Facts: The applicant, Kęstas Ramanauskas, is a Lithuanian national. He worked as a prosecutor in the Kaišiadorys region. He submitted that he had been approached through a private acquaintance by a person previously unknown to him who was, in fact, an officer from a special anti-corruption police unit. The officer offered the applicant a bribe of USD 3,000 in return for a promise to obtain a third party’s acquittal. The applicant had initially refused but later agreed as the officer had repeated the offer a number of times.
The officer informed his employers and in January 1999 the Deputy Prosecutor General authorised him to simulate criminal acts of bribery. Shortly afterwards, the applicant accepted the bribe from the officer. In August 2000 he was convicted of accepting a bribe of USD 2,500 and sentenced to imprisonment. The judgment was upheld on appeal and the applicant’s cassation appeal was dismissed by the Supreme Court which found that the evidence corroborated the applicant’s guilt, which he himself had acknowledged. Once his guilt had been established, the question of whether there had been any outside influence on his intention to commit the offence had become irrelevant.
Issue: The case was brought to the Court to decide whether there was a violation of Article 6 § 1 (right to a fair trial) of the Convention.
Holdings: Yes, there had been a violation of Article 6 § 1 of the Convention.
Court’s Rationale: The Court considered that the national authorities could not be exempted from their responsibility for the actions of police officers by simply arguing that, although carrying out police duties, the officers were acting “in a private capacity”. It was particularly important that the authorities should have assumed responsibility, as the initial phase of the operation took place in the absence of any legal framework or judicial authorisation. Furthermore, by authorising the officer to simulate acts of bribery and by exempting him from all criminal responsibility, the authorities had legitimised the preliminary phase ex post facto and made use of its results. Moreover, no satisfactory explanation had been provided as to what reasons or personal motives could have led the officer to approach the applicant on his own initiative without bringing the matter to the attention of his superiors, or why he had not been prosecuted for his acts during that preliminary phase. On that point, the Government had simply referred to the fact that all the relevant documents had been destroyed.

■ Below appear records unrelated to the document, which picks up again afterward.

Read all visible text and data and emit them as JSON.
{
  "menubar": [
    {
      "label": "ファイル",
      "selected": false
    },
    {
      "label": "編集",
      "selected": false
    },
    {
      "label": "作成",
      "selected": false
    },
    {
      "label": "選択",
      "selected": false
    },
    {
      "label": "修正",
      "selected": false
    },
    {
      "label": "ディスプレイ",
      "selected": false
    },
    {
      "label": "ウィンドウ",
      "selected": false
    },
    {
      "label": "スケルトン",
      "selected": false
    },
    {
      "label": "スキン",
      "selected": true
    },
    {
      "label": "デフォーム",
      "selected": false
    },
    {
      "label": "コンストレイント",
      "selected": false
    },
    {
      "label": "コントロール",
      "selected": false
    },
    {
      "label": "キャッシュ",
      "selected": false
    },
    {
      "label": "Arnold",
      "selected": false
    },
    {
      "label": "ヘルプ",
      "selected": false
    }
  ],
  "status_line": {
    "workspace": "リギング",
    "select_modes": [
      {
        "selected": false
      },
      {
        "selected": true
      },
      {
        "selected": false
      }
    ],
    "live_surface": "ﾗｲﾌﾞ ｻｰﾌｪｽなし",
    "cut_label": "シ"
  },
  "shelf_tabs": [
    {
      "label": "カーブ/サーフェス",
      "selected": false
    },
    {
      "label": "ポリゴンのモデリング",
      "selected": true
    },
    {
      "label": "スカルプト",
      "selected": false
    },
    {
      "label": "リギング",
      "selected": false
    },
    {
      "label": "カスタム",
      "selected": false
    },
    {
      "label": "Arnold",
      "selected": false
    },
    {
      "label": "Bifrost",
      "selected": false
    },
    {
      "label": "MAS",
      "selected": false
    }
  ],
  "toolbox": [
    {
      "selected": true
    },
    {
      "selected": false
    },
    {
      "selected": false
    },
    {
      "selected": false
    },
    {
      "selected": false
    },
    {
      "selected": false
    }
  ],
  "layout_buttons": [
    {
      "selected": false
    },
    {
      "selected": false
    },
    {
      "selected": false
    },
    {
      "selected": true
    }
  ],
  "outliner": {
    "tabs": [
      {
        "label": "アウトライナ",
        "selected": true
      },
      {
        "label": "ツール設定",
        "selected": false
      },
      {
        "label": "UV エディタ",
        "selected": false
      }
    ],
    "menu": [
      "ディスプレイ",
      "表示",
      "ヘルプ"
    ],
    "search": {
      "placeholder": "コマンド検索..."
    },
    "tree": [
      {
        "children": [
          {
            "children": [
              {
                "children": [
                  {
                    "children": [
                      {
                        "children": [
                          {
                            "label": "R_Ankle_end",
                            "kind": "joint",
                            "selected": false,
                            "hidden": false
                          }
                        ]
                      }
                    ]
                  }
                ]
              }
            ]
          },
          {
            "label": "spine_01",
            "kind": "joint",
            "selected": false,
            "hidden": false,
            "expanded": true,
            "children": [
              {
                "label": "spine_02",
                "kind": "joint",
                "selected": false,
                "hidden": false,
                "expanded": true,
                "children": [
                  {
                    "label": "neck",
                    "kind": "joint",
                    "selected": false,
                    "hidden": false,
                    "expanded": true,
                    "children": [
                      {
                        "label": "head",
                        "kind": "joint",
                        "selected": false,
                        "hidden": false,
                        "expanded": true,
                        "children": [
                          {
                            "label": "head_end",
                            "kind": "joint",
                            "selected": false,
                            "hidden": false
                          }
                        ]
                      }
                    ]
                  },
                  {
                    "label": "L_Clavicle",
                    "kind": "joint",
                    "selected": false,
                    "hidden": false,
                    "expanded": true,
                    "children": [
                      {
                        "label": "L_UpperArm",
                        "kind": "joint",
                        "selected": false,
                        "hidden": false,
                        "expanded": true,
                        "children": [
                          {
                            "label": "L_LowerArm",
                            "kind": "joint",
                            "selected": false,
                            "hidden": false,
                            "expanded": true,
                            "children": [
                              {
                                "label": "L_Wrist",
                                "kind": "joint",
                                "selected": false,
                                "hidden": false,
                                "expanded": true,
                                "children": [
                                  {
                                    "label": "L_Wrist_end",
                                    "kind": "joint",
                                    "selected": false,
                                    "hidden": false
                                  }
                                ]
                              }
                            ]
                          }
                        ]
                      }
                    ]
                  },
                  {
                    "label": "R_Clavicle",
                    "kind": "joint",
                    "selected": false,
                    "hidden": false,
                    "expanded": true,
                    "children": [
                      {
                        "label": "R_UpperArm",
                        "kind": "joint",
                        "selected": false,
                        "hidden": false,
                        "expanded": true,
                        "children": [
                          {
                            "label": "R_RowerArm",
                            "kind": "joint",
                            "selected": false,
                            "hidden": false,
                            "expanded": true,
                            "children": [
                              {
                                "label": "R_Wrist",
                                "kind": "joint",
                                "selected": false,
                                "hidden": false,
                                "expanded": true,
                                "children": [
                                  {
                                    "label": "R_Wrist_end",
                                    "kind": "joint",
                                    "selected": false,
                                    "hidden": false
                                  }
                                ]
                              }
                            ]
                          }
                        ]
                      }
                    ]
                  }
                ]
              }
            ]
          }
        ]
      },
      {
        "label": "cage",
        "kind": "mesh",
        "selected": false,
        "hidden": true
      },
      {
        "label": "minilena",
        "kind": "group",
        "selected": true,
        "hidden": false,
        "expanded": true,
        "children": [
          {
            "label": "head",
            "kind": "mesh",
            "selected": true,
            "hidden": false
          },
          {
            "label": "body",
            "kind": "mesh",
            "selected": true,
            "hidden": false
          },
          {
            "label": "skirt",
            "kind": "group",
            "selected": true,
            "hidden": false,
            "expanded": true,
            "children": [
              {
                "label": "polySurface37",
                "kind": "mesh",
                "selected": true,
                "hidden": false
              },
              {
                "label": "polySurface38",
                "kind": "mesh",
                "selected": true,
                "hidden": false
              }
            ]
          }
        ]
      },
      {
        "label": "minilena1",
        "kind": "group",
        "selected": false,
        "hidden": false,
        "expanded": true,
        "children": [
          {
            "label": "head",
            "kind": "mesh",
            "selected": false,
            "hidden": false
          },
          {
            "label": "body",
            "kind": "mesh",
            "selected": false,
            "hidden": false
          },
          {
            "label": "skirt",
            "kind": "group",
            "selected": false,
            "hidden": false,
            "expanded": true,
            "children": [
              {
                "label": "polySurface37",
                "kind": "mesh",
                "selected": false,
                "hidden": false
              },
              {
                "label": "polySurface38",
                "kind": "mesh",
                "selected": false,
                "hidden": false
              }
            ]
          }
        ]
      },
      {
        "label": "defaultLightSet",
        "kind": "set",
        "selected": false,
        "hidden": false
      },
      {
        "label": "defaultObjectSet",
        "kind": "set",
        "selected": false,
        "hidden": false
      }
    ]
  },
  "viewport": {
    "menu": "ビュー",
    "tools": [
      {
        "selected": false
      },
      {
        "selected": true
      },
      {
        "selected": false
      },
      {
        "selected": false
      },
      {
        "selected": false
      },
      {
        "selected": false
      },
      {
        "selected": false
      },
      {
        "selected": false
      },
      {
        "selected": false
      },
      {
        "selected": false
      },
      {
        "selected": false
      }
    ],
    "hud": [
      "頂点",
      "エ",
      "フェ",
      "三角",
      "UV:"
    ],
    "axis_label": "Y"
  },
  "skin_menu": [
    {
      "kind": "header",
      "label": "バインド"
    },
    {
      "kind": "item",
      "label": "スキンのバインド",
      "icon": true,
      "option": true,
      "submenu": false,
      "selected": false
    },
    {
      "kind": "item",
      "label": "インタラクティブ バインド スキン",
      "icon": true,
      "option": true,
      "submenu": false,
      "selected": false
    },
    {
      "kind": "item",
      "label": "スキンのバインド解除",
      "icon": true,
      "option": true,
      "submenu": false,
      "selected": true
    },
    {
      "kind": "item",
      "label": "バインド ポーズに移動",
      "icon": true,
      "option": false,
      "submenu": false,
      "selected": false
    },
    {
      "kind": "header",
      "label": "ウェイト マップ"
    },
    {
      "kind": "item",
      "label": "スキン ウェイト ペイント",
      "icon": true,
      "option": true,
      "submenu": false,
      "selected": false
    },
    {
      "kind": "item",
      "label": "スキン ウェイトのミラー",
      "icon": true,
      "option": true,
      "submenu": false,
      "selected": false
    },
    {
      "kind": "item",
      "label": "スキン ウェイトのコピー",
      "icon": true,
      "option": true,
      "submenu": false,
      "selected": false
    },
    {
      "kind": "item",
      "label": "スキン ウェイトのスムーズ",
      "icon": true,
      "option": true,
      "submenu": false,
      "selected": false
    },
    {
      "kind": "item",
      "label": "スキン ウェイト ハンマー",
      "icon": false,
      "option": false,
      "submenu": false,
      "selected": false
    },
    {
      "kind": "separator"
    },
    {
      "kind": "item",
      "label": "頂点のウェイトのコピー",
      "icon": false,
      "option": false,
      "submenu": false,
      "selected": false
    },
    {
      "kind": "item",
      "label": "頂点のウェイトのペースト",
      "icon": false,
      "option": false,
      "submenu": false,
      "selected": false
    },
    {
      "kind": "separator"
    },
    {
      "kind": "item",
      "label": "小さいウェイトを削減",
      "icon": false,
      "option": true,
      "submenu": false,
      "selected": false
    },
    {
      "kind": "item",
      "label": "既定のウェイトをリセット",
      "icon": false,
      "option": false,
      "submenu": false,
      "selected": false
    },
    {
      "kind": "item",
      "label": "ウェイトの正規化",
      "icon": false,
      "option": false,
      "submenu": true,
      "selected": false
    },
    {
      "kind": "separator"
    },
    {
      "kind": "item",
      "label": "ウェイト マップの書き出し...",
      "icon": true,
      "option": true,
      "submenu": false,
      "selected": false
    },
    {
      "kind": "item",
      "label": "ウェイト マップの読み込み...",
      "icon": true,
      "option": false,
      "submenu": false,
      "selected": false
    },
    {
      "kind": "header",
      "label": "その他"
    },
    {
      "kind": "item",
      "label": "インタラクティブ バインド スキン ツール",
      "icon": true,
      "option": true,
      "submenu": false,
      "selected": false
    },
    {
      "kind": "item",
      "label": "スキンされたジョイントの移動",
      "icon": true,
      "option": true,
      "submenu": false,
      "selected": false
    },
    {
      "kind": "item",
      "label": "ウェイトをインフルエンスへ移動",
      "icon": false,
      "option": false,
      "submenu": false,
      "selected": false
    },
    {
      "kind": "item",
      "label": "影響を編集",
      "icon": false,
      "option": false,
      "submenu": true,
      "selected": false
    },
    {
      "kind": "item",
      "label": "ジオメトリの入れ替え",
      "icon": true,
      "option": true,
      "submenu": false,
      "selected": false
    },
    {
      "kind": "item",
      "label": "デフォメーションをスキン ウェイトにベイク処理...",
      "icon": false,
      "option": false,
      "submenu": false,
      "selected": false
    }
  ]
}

The actions of the officer and the applicant’s acquaintance had gone beyond the mere passive investigation of existing criminal activity: there was no evidence that the applicant had committed any offences beforehand, in particular corruption-related offences; all the meetings between the applicant and the officer had taken place on the initiative of the latter; and, the applicant seemed to have been subjected to blatant prompting on the part of his acquaintance (the officer) to perform criminal acts, although there was no objective evidence to suggest that he had been intending to engage in such activity.
Throughout the proceedings, the applicant had maintained that he had been incited to commit the offence. Accordingly, the domestic authorities and courts should at the very least have undertaken a thorough examination of whether the prosecuting authorities had incited the commission of a criminal act. To that end, they should have established in particular the reasons why the operation had been mounted, the extent of the police’s involvement in the offence and the nature of any incitement or pressure to which the applicant had been subjected. That was especially important having regard to the fact that VS was never called as a witness in the case since he could not be traced. The applicant should have had the opportunity to state his case on each of those points.
However, the domestic authorities denied that there had been any police incitement and took no steps at the judicial level to carry out a serious examination of the applicant’s allegations. More specifically, they did not make any attempt to clarify the role played by the protagonists in the applicant’s case, despite the fact that the applicant’s conviction was based on evidence obtained as a result of the police incitement of which he complained.
The Court noted the Supreme Court’s finding that, once the applicant’s guilt had been established, the question of whether there had been any outside influence on his intention to commit the offence became irrelevant. However, a confession to an offence committed as a result of incitement could not eradicate either the incitement or its effects.
The Court concluded that the actions of the officer and the applicant’s acquaintance with the officer had the effect of inciting the applicant to commit the offence of which he was convicted and that there was no indication that the offence would have been committed without their intervention. There had therefore been a violation of Article 6 § 1.
Just satisfaction: The Court held that Lithuania was to pay the applicant 30,000 Euros in respect of all damages.